Dance opens pathways for entertainment

Pierce Pennington, Contributing Writer

With the latest content and material constantly thrown into the faces of millions every day, people as a society have become more involved in the performing arts community.

Whether it’s creating a new TikTok dance trend, starting a small business or producing written music from a bedroom, the world is full of creativity. Developing interest in movement and innovative ideas and concepts has allowed more room for companies to form, dancers to perform and choreographers to explore.

Professional dancer Lauren Serrano, who is part of Noble Motion, a professional dance company based out of Houston, said, “Dance is less about perfection, and more about how you can bring who you are to the table.”

Throughout history, art has allowed people to better understand culture, religion and government, among other things. The arts are helping to shape the modern culture of the 21st century. 

Noble Motion is directed by Andrew and Dionne Noble, who each earned their Bachelor of Fine Arts in dance from Florida State University. With their years of professional dance experience, they found a love for choreography, which is how they fell in love with each other. The Nobles are professors at Sam Houston State University and run Noble Motion, producing new and exciting works to present all over the country.

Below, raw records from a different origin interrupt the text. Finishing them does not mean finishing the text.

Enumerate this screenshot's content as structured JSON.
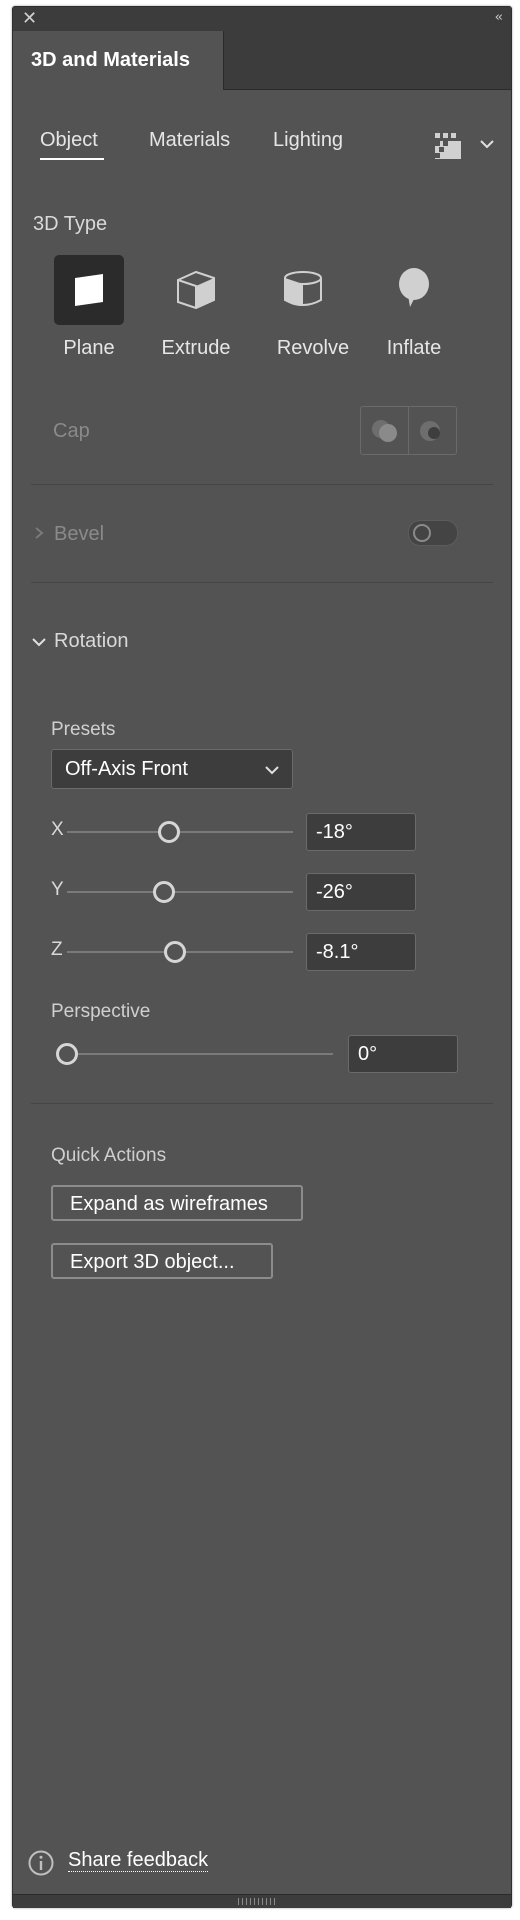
{
  "titlebar": {
    "close_icon": "close-icon",
    "collapse_icon": "collapse-double-chevron-icon"
  },
  "panel": {
    "title": "3D and Materials"
  },
  "subtabs": {
    "items": [
      "Object",
      "Materials",
      "Lighting"
    ],
    "active": "Object"
  },
  "type_section": {
    "heading": "3D Type",
    "items": [
      {
        "label": "Plane",
        "icon": "plane-icon",
        "selected": true
      },
      {
        "label": "Extrude",
        "icon": "extrude-cube-icon",
        "selected": false
      },
      {
        "label": "Revolve",
        "icon": "revolve-cylinder-icon",
        "selected": false
      },
      {
        "label": "Inflate",
        "icon": "inflate-balloon-icon",
        "selected": false
      }
    ]
  },
  "cap": {
    "label": "Cap"
  },
  "bevel": {
    "label": "Bevel",
    "enabled": false
  },
  "rotation": {
    "heading": "Rotation",
    "presets_label": "Presets",
    "preset_value": "Off-Axis Front",
    "x": {
      "label": "X",
      "value": "-18°",
      "position": 0.45
    },
    "y": {
      "label": "Y",
      "value": "-26°",
      "position": 0.43
    },
    "z": {
      "label": "Z",
      "value": "-8.1°",
      "position": 0.48
    },
    "perspective": {
      "label": "Perspective",
      "value": "0°",
      "position": 0.0
    }
  },
  "quick_actions": {
    "heading": "Quick Actions",
    "buttons": [
      "Expand as wireframes",
      "Export 3D object..."
    ]
  },
  "footer": {
    "share_feedback": "Share feedback"
  },
  "colors": {
    "panel_bg": "#535353",
    "dark_bg": "#3c3c3c",
    "field_bg": "#3d3d3d",
    "text": "#ffffff"
  }
}
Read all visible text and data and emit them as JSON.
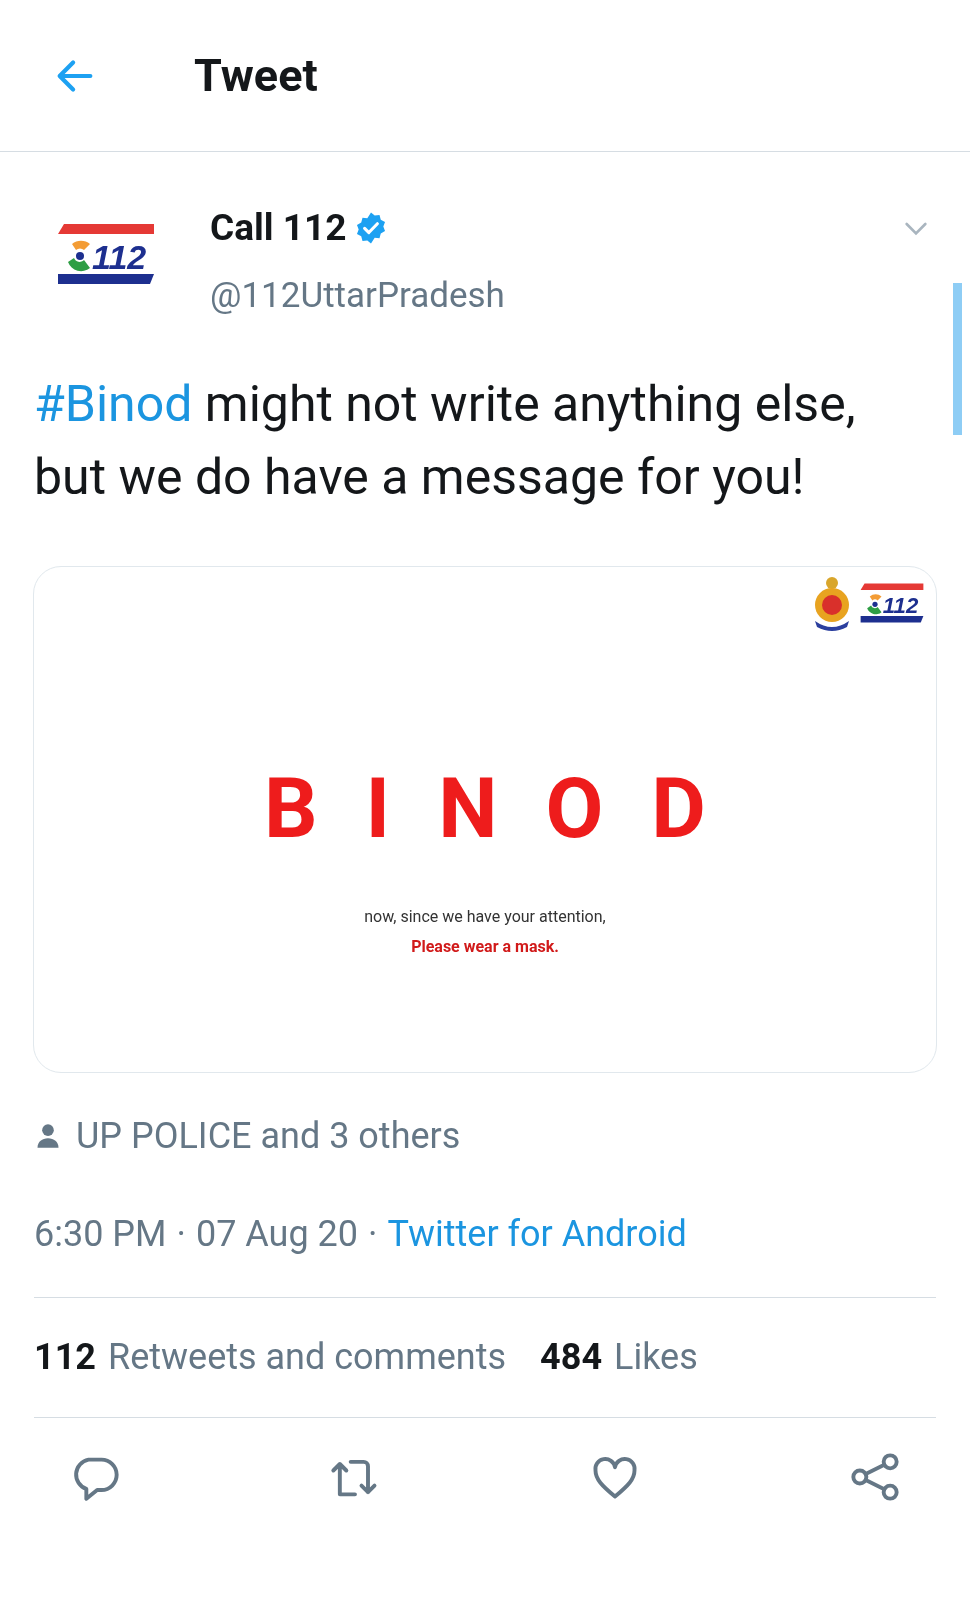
{
  "header": {
    "title": "Tweet"
  },
  "tweet": {
    "author": {
      "name": "Call 112",
      "verified": true,
      "handle": "@112UttarPradesh",
      "logo_text": "112"
    },
    "text_parts": [
      {
        "kind": "hashtag",
        "text": "#Binod"
      },
      {
        "kind": "plain",
        "text": " might not write anything else, but we do have a message for you!"
      }
    ],
    "media": {
      "logo_text": "112",
      "headline": "BINOD",
      "caption": "now, since we have your attention,",
      "notice": "Please wear a mask."
    },
    "liked_by": "UP POLICE and 3 others",
    "meta": [
      {
        "kind": "plain",
        "text": "6:30 PM"
      },
      {
        "kind": "separator",
        "text": "·"
      },
      {
        "kind": "plain",
        "text": "07 Aug 20"
      },
      {
        "kind": "separator",
        "text": "·"
      },
      {
        "kind": "link",
        "text": "Twitter for Android"
      }
    ],
    "stats": [
      {
        "count": "112",
        "label": "Retweets and comments"
      },
      {
        "count": "484",
        "label": "Likes"
      }
    ],
    "actions": [
      {
        "kind": "reply"
      },
      {
        "kind": "retweet"
      },
      {
        "kind": "like"
      },
      {
        "kind": "share"
      }
    ]
  }
}
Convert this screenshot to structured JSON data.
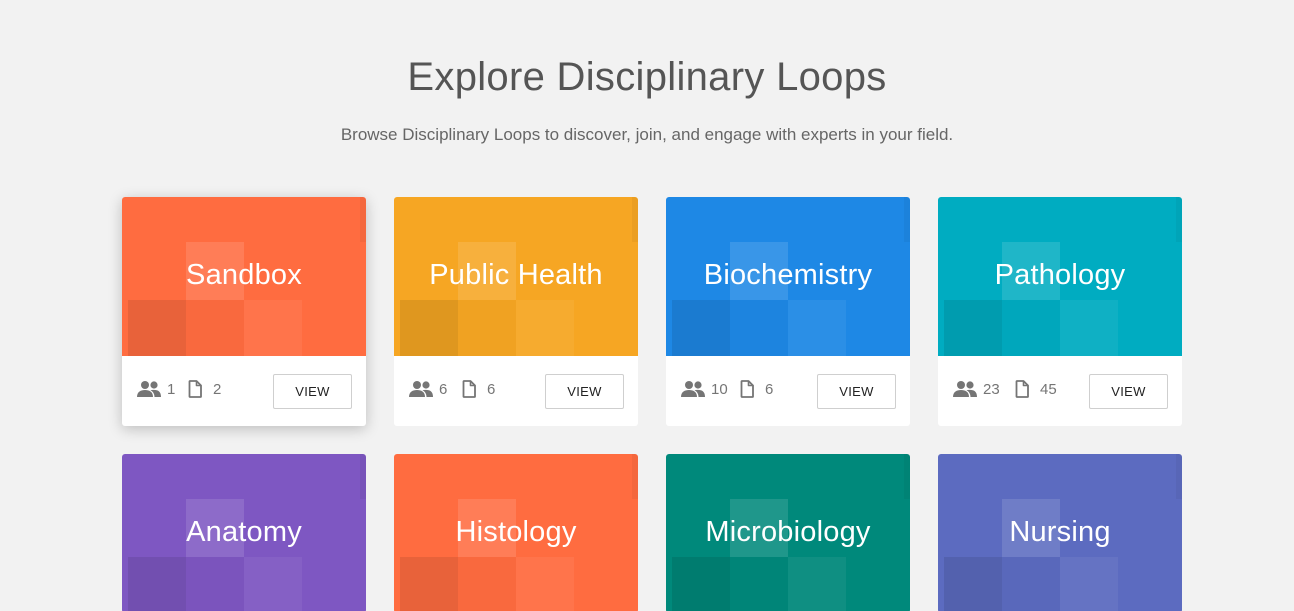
{
  "header": {
    "title": "Explore Disciplinary Loops",
    "subtitle": "Browse Disciplinary Loops to discover, join, and engage with experts in your field."
  },
  "icons": {
    "members": "people-icon",
    "documents": "document-icon"
  },
  "cards": [
    {
      "title": "Sandbox",
      "color": "#FF6C40",
      "members": "1",
      "documents": "2",
      "button_label": "VIEW"
    },
    {
      "title": "Public Health",
      "color": "#F6A623",
      "members": "6",
      "documents": "6",
      "button_label": "VIEW"
    },
    {
      "title": "Biochemistry",
      "color": "#1E88E5",
      "members": "10",
      "documents": "6",
      "button_label": "VIEW"
    },
    {
      "title": "Pathology",
      "color": "#00ACC1",
      "members": "23",
      "documents": "45",
      "button_label": "VIEW"
    },
    {
      "title": "Anatomy",
      "color": "#7E57C2"
    },
    {
      "title": "Histology",
      "color": "#FF6C40"
    },
    {
      "title": "Microbiology",
      "color": "#00897B"
    },
    {
      "title": "Nursing",
      "color": "#5C6BC0"
    }
  ]
}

Andrew said: “There are a ton of great dancers that can do whatever you tell them. I’m interested in their stories; individuals that have the ability to move their body in a way that tells a story, in a way that handles problems. I am interested in the creativity an artist brings.”

He said he likes to create work that the average human can relate to.“We want dancers who are creative and want to engage in a collaborative process and love creating something out of nothing,” Andrew said.

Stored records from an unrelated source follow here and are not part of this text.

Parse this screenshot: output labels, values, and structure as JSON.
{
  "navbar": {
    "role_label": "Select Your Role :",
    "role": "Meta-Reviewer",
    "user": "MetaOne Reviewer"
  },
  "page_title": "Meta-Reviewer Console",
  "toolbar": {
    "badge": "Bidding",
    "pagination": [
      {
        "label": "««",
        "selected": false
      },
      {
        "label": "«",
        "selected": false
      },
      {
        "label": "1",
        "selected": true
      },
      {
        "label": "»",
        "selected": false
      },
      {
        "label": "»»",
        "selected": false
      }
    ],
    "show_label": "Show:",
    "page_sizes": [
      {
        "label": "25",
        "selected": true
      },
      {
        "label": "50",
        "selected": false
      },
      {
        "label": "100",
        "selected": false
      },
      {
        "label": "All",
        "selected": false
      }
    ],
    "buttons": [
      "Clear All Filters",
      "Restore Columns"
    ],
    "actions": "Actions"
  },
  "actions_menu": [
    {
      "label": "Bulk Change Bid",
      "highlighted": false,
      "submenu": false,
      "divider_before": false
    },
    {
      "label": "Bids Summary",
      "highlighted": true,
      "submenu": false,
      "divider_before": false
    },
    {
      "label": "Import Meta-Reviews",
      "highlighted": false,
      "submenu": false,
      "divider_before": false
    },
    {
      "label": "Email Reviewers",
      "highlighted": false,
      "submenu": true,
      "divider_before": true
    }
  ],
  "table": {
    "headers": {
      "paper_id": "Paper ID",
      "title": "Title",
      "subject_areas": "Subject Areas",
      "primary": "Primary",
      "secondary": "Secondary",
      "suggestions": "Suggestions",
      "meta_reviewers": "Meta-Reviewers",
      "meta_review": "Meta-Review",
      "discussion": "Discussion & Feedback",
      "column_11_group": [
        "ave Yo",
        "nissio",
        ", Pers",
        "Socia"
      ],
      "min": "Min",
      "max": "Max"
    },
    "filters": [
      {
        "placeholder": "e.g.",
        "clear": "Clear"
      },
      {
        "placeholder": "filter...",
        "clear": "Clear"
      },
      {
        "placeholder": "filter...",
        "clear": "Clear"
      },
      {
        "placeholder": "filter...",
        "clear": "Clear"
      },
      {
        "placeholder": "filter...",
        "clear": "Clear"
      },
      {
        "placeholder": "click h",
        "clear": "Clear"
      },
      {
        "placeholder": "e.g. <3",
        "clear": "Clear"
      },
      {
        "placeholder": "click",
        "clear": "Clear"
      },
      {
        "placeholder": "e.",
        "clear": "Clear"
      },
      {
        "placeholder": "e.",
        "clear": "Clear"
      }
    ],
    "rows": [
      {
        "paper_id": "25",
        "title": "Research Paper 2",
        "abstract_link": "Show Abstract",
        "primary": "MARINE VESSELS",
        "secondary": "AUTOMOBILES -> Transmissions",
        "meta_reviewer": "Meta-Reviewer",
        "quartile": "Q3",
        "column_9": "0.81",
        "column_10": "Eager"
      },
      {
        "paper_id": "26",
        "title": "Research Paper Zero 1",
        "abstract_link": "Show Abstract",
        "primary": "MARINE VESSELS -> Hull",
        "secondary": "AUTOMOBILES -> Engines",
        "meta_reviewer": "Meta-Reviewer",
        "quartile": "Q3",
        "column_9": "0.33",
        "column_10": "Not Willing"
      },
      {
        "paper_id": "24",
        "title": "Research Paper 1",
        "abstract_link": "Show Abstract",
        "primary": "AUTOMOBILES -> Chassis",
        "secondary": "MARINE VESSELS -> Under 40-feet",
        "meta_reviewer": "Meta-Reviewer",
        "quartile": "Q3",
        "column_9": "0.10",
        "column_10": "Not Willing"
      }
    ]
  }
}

The Nobles said in concert dance works and professional dance companies, dancers are typically expected to complete a choreographer’s vision and do what they are told. When working with either of the Nobles, they take the opposite approach, constantly finding ways to incorporate the individual minds of their artists.

“If I have dancers in the room that are engaged in the same way that we are, we feel the work we make is much better than if I pull the dancers along,” Andrew said. “I’m not interested in telling my story alone, I’m interested in creating a story or a narrative of a world where different voices come into it and I think that makes the work really interesting and rich,” he said.

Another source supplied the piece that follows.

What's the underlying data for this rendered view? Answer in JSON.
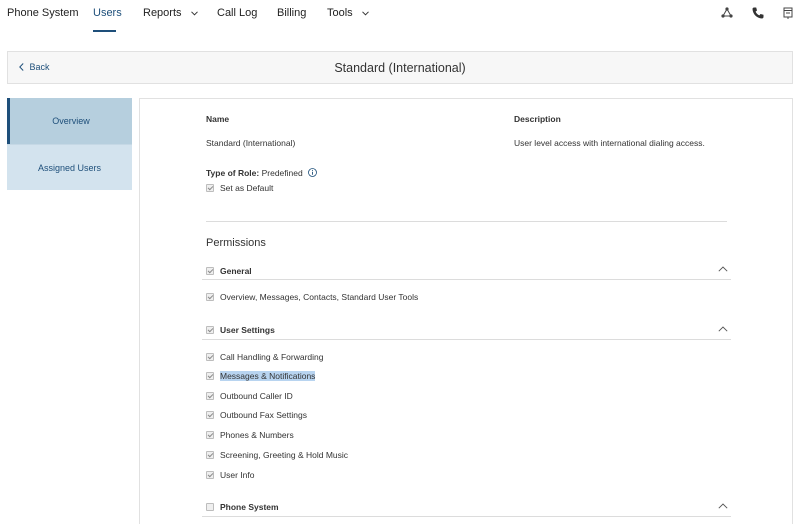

Serrano said: “The rehearsals we have are actually very mentally exhausting, because you’re working, you’re creating, you’re thinking the whole time. [Andrew and Dionne] were way more collaborative than how I was used to working.”